“In New York City back then, you did it for the love of the game because we just got a stipend for expenses,” Cobb says. “[But] I loved it. My master’s degree was in conflict resolution, and that really came in handy. A lot of what you hear as a coordinator is ‘Well, he said this’ or ‘Well, he said that,’ or, ‘He's making bad line calls.’ And you just have to listen to people, figure out how to make them feel better and resolve the issue.”
While serving in this capacity for USTA Eastern, Cobb accepted another job working for the Prospect Park Alliance. In this gig—which provided her with her “first paychecks in the tennis world”—Cobb ran junior tournaments out of Prospect Park’s facilities and assisted with the adult programming. She also became a founding member of the Metrotennis Community Tennis Association (CTA) during this time. Incorporated in 2002, Cobb and others formed the CTA to more efficiently run USTA Leagues in the New York City area. But the organization eventually developed other tennis offerings, including local competitions. Cobb—who has served multiple non-consecutive terms as Metrotennis’s president—conceived of one such event in which players and clubs battled against each other within each respective borough. The winners of each would face off in the interborough Mayor’s Cup. The event is still around, though it is now known as the Battle of the Boroughs.
“They’re doing it differently today,” Cobb says. “But I love that it’s still going.”
In 2006, USTA Eastern informed Cobb of an opening in its Leagues department, an opportunity she just couldn’t pass up.
“It was bittersweet, because I loved what I was doing at Prospect Park,” she says. “But then I knew that ultimately my real passion was the Leagues program, and working directly for that would be very special. So I took the job as an assistant in the department, and then after about a year, I moved into the section league coordinator position.”
In this role, Cobb oversaw around 50 local league coordinators across the section. With over ten years under her belt as a local coordinator herself, she intuitively possessed a strong sense of what she needed to do to be successful.
“You've got to support the people that are on the front lines,” she says. “Mostly I just wanted them to feel like they were absolutely supported, and that we all enforced the rules uniformly.”
During her tenure, Cobb also developed many of the rules and regulations that are still central to the Eastern-specific program today.
“I'm not one that wants to have tons and tons of rules,” she says. “But we also needed to be sensible, so that we could make it fun for everybody and make everybody feel like they had a chance.”

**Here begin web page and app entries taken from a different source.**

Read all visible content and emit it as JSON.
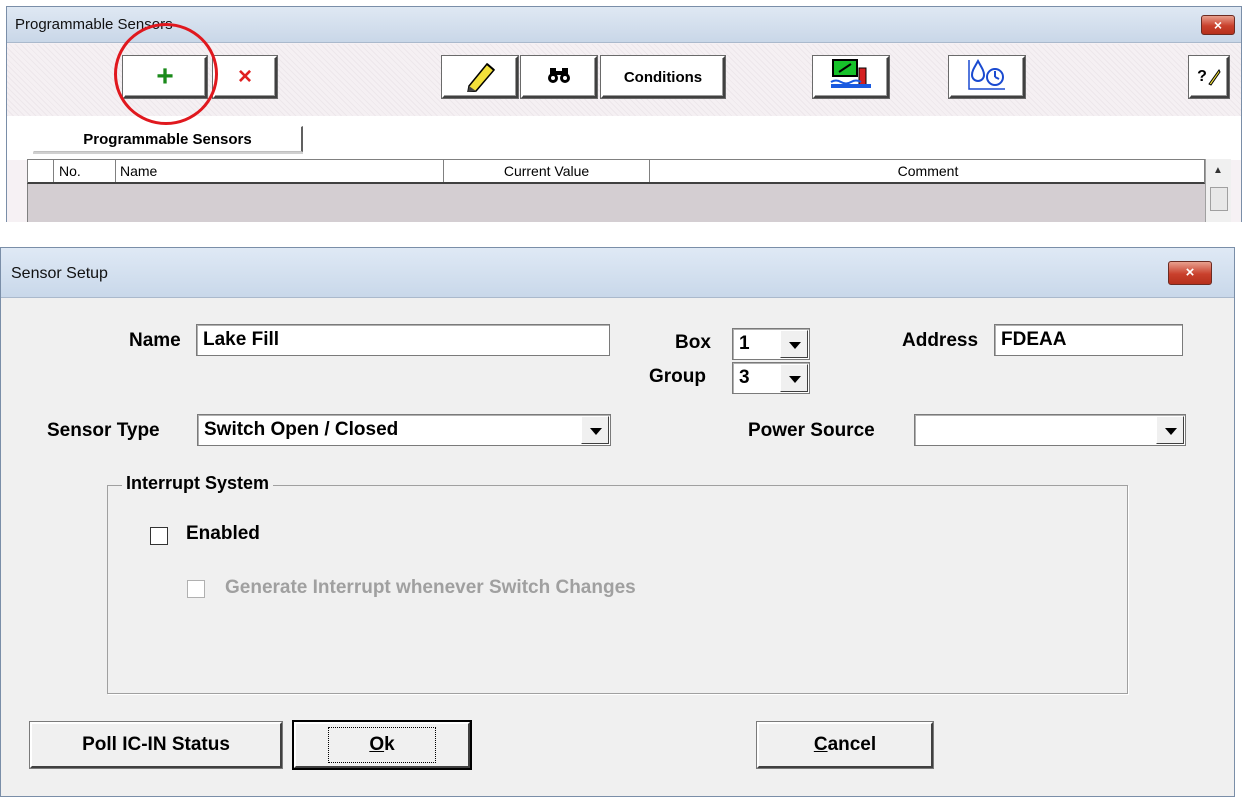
{
  "programmable_sensors_window": {
    "title": "Programmable Sensors",
    "close_label": "×",
    "toolbar": {
      "add_label": "+",
      "delete_label": "×",
      "conditions_label": "Conditions",
      "help_label": "?"
    },
    "tab_label": "Programmable Sensors",
    "columns": [
      "No.",
      "Name",
      "Current Value",
      "Comment"
    ]
  },
  "sensor_setup_dialog": {
    "title": "Sensor Setup",
    "close_label": "×",
    "name_label": "Name",
    "name_value": "Lake Fill",
    "box_label": "Box",
    "box_value": "1",
    "group_label": "Group",
    "group_value": "3",
    "address_label": "Address",
    "address_value": "FDEAA",
    "sensor_type_label": "Sensor Type",
    "sensor_type_value": "Switch Open / Closed",
    "power_source_label": "Power Source",
    "power_source_value": "",
    "interrupt_group_label": "Interrupt System",
    "enabled_label": "Enabled",
    "enabled_checked": false,
    "generate_interrupt_label": "Generate Interrupt whenever Switch Changes",
    "generate_interrupt_checked": false,
    "poll_button_label": "Poll IC-IN Status",
    "ok_button_label_underlined": "O",
    "ok_button_label_rest": "k",
    "cancel_button_label_underlined": "C",
    "cancel_button_label_rest": "ancel"
  }
}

In 2011, Cobb moved on from the Eastern position to accept a job with the National Leagues staff. There, she was part of the team that ran the USTA Leagues National Championships and worked the flagship event for many years. Of course, as she is quick to note, “you can take the girl out of Eastern, but you can’t take Eastern out of the girl.” In 2015, 20 or so years after she made her League debut with the Racqueteers—and nearly as many working for the program itself—Cobb was part of an Eastern Sectionals-winning team and got to represent the section at Nationals as a player for the very first time.

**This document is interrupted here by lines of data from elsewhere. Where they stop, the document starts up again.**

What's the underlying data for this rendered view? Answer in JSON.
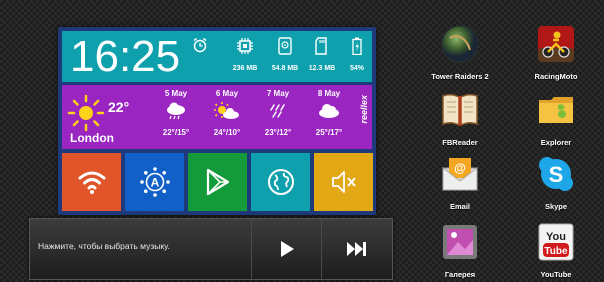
{
  "clock": {
    "time": "16:25"
  },
  "stats": [
    {
      "icon": "cpu-icon",
      "value": "236 MB"
    },
    {
      "icon": "sd-card-icon",
      "value": "54.8 MB"
    },
    {
      "icon": "memory-card-icon",
      "value": "12.3 MB"
    },
    {
      "icon": "battery-icon",
      "value": "54%"
    }
  ],
  "weather": {
    "current_temp": "22°",
    "city": "London",
    "brand": "reellex",
    "days": [
      {
        "date": "5 May",
        "range": "22°/15°",
        "icon": "cloud-rain-icon"
      },
      {
        "date": "6 May",
        "range": "24°/10°",
        "icon": "sun-cloud-icon"
      },
      {
        "date": "7 May",
        "range": "23°/12°",
        "icon": "rain-icon"
      },
      {
        "date": "8 May",
        "range": "25°/17°",
        "icon": "cloud-icon"
      }
    ]
  },
  "tiles": [
    {
      "name": "wifi-tile",
      "icon": "wifi-icon",
      "color": "#e0552a"
    },
    {
      "name": "auto-brightness-tile",
      "icon": "auto-brightness-icon",
      "color": "#1060c8"
    },
    {
      "name": "play-store-tile",
      "icon": "play-store-icon",
      "color": "#139a3a"
    },
    {
      "name": "browser-tile",
      "icon": "globe-icon",
      "color": "#0fa0ad"
    },
    {
      "name": "sound-tile",
      "icon": "mute-icon",
      "color": "#e3a816"
    }
  ],
  "player": {
    "prompt": "Нажмите, чтобы выбрать музыку."
  },
  "apps": [
    {
      "label": "Tower Raiders 2",
      "icon": "tower-raiders-icon"
    },
    {
      "label": "RacingMoto",
      "icon": "racing-moto-icon"
    },
    {
      "label": "FBReader",
      "icon": "book-icon"
    },
    {
      "label": "Explorer",
      "icon": "folder-icon"
    },
    {
      "label": "Email",
      "icon": "email-icon"
    },
    {
      "label": "Skype",
      "icon": "skype-icon"
    },
    {
      "label": "Галерея",
      "icon": "gallery-icon"
    },
    {
      "label": "YouTube",
      "icon": "youtube-icon"
    }
  ],
  "colors": {
    "clock": "#0fa0ad",
    "weather": "#9a25c0",
    "frame": "#1e3a7a",
    "sun": "#ffd21a"
  }
}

“It was just so exciting,” Cobb recalls. “I had to talk to my bosses, and they determined that I could play and work the event…I ended up getting to play one match. It was 104 degrees in Palm Springs. And the women I played against were a good 30 years younger than me. So needless to say I did not do very well. But I still can say I got to play at Nationals.”
Overall, Cobb is beyond satisfied that much of her life has been dedicated to helping develop a program that has personally brought her so much joy.

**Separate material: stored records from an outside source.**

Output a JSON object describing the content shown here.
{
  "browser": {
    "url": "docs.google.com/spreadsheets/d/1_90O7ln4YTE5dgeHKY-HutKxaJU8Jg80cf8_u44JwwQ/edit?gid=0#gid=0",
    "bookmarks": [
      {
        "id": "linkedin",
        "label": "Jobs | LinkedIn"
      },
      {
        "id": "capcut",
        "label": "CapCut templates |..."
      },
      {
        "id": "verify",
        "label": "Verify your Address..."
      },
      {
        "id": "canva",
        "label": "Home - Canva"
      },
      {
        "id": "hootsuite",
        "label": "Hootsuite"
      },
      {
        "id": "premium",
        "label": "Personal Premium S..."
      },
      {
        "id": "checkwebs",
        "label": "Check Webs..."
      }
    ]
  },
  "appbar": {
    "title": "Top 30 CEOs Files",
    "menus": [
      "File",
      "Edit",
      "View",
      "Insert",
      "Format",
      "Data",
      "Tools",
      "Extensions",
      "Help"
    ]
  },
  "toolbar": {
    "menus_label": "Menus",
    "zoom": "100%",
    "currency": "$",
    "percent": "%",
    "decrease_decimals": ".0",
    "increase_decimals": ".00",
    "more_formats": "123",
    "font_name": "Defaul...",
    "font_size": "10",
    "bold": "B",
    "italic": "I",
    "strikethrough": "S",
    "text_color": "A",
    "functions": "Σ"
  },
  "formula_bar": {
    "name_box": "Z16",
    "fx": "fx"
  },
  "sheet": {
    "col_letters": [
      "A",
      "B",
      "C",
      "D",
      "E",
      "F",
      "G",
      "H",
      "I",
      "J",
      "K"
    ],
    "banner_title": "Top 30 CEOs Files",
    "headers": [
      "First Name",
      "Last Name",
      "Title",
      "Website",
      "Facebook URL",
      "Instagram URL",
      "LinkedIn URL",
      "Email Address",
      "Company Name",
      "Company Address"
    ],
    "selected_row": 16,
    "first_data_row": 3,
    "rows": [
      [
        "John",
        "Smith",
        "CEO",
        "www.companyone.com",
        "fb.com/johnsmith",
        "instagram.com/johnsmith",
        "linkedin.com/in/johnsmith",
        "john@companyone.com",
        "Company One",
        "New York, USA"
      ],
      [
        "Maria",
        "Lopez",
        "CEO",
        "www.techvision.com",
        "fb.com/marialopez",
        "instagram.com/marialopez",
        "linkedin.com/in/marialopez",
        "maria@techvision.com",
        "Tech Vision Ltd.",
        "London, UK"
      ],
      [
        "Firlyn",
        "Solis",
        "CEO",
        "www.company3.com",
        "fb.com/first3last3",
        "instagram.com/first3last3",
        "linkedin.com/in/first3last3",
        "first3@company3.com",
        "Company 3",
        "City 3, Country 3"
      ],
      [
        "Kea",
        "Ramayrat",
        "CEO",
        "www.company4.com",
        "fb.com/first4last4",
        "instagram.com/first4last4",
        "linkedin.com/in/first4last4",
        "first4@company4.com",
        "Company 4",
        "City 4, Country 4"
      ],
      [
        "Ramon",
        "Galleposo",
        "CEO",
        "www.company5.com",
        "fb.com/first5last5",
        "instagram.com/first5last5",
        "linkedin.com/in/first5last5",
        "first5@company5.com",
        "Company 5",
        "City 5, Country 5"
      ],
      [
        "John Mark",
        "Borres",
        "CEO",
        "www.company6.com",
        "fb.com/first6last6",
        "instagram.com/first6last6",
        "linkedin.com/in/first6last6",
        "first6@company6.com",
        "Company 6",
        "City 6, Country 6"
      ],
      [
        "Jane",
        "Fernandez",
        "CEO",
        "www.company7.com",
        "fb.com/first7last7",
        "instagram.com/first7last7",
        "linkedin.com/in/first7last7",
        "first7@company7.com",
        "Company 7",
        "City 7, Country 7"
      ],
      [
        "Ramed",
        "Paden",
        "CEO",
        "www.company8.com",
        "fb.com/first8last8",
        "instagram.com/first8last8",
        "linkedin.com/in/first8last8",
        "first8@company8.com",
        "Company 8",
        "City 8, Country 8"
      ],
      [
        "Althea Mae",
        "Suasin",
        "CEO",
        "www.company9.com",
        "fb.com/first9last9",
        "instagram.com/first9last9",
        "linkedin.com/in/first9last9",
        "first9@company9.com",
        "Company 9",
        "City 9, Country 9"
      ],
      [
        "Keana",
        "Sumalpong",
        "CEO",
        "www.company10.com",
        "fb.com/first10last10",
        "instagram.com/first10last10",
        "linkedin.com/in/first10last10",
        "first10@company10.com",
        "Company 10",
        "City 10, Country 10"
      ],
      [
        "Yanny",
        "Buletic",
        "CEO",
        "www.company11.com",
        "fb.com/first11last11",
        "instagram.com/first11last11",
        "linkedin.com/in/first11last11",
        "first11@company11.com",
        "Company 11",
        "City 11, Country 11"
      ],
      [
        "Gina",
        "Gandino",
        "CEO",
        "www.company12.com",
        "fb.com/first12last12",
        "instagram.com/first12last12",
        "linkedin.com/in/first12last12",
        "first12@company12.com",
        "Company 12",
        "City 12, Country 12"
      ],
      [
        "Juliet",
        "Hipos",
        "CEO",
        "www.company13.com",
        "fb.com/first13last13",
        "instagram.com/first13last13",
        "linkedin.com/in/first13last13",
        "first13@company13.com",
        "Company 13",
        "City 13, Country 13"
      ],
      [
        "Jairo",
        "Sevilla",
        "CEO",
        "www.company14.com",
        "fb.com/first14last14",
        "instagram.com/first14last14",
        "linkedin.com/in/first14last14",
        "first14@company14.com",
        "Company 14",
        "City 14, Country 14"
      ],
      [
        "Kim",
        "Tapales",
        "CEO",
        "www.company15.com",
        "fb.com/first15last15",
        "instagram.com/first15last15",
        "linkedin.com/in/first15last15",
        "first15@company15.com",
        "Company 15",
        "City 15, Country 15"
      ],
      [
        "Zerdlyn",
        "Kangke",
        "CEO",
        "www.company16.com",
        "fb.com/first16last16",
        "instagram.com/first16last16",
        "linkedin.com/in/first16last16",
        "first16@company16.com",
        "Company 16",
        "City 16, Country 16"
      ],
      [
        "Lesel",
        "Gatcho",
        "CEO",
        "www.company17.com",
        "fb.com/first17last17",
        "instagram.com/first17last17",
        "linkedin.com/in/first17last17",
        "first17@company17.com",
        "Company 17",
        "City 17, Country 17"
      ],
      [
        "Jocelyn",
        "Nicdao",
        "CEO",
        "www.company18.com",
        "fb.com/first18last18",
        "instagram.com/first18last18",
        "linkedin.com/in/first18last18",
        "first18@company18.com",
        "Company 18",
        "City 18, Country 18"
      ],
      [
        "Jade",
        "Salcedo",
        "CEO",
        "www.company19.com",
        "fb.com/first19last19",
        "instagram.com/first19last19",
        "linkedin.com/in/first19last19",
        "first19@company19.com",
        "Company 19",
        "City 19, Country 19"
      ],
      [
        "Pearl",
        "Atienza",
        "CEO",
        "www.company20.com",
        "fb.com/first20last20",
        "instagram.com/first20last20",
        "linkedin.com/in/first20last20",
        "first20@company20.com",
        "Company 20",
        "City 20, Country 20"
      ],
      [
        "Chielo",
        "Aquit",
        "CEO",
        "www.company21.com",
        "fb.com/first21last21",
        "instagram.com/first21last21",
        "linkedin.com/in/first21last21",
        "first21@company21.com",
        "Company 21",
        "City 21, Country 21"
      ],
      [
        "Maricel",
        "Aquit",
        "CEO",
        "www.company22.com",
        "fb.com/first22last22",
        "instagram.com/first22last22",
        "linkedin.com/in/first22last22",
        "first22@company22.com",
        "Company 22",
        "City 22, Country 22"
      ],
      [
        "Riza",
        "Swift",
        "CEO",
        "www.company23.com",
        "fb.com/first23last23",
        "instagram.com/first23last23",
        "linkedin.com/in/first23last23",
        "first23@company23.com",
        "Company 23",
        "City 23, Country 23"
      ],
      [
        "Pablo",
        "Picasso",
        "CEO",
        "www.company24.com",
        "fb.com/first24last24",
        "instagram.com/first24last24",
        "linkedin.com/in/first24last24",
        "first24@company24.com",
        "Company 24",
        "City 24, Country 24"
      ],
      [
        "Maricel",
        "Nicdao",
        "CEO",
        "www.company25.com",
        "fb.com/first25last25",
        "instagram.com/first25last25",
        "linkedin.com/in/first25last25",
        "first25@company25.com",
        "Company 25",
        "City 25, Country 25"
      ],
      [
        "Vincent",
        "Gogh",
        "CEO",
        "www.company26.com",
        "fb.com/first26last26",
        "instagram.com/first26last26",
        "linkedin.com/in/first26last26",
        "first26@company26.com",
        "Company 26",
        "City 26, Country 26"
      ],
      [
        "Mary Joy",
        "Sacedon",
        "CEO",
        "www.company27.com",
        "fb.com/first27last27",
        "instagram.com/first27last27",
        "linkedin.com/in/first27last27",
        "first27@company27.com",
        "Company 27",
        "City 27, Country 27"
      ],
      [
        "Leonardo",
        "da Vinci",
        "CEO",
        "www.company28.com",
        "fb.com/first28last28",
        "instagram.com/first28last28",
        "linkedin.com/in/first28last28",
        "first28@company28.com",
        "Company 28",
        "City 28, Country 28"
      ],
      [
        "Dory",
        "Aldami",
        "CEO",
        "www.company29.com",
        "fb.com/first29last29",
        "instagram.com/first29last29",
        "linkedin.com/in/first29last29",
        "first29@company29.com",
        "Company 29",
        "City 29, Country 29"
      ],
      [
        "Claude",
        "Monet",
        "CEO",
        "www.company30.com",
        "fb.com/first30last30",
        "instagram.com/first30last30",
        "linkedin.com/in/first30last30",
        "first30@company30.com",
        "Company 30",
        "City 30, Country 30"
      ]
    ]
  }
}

“[Witnessing] the growth of USTA Leagues over the years, both throughout the section and nationally, is a real positive,” she says. “The fact that the program is still thriving after 40 plus years is a positive. I’m happy I had a minute role in helping ensure that it survived.”
Photos courtesy Darcy Cobb